But the 17 police making the list took many of the top spots, thanks in part to private detail work.
In addition, due to a manpower shortage, the town’s Information Technology Department placed its two employees in the first 20 places on the list of the 50 top paid Wakefield municipal employees.
Five firefighters made the top 50 list, which appears here and inside today’s paper. The information used to compile the list was supplied by Town Hall and is based on the employees’ W-2 earnings in calendar year 2014.
In addition to the gas and light, police, fire and Information Technology departments, four School Department employees earned their way onto the top 50 salary list — including the top two administrators — as did two leaders of the Department of Public Works. Town Administrator Stephen P. Maio and Building Inspector John Roberto III round out the top earners’ list.
In 2014, police continued to be among the top paid employees, as they are in just about every other community in Massachusetts. Six of the top 10 spots were occupied by police, led by Sgt. George Thistle’s total gross earnings of $182,150. In addition to his regular salary and overtime, Thistle’s total salary working in Wakefield included $35,229 in private detail pay.
For police and WMGLD employees especially, the availability of overtime work proves crucial to boosting their pay each year. In the case of police and, to a much lesser extent firefighters, they also have the chance to work private details, especially when there is street construction or a utility site that needs protection from motorists.
In the Information Technology Department, Todd Bowden’s regular salary of $101,000 was augmented by around the clock coverage payment as well as much overtime as he worked on the Galvin Middle School and other projects. Department head David Knox was paid for accumulated vacation time to the tune of $20,000 because he was needed on the same projects. Town Administrator Maio said the town “probably saved close to $100,000 had we outsourced for these” types of tasks.
Supt. of Schools Stephen K. Zrike Jr. was the highest paid member of the School Department, placing fourth on the top 50 list in 2014. Assistant Supt. of Schools Kim Smith was the 29th highest paid municipal employee last year. Mike Boyages, who heads the Athletics and Student activities department, also made the top 50 list, as did Galvin Middle School Principal Mark Bedrosian.
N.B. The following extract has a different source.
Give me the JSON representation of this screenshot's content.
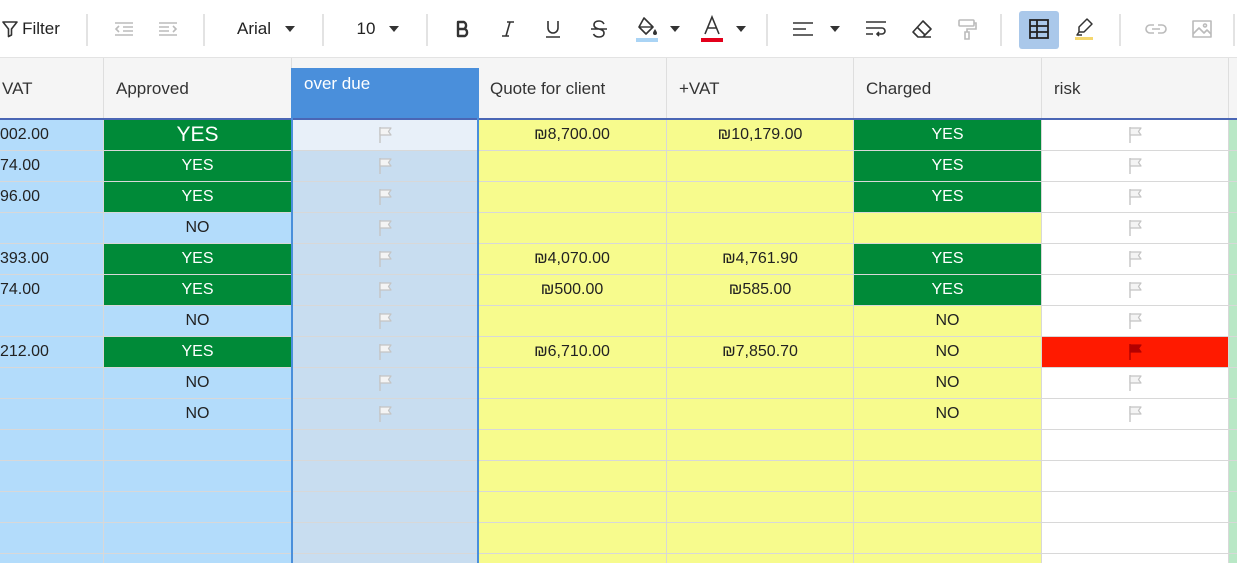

Zrike, WMGLD General Manager Peter Dion, IT’s Todd Bowden and Maio joined six police officers — including Chief Rick Smith — in the top 10 spots on the 2014 list.
The gross earnings for police also reflect extra incentives for night work and for earning college degrees related in some way to law enforcement. The lucrative Quinn Bill rewards officers who have master’s degrees, bachelor’s degrees or associate degrees. Several years ago the town and police were able to agree to lesser payments for the newer members of the department. But many who have master’s degrees get 25 percent of their base pay added to their salary, while a bachelor’s degree carries an additional 20 percent for those officers grandfathered in. An associate’s degree brings 10 percent of an officer’s base pay added to his overall salary. Younger members of the department have a smaller percentage of their base added to their overall pay.
Chief Smith does not work private details but the other officers making the top 10 wage earner list do.
Lt. Scott Reboulet, who topped the 2013 top town wage earner list, made $22,311 in private detail pay last year. Lt. Steven Skory worked $10,343 worth of details in Wakefield in 2014. Detective John Ryan earned $31,238 in private detail pay. Sgt. Geoffrey Eriksen made $29,110.75 in details.
The town charges a 10 percent administration fee to private companies for each job a police officer gets paid to work.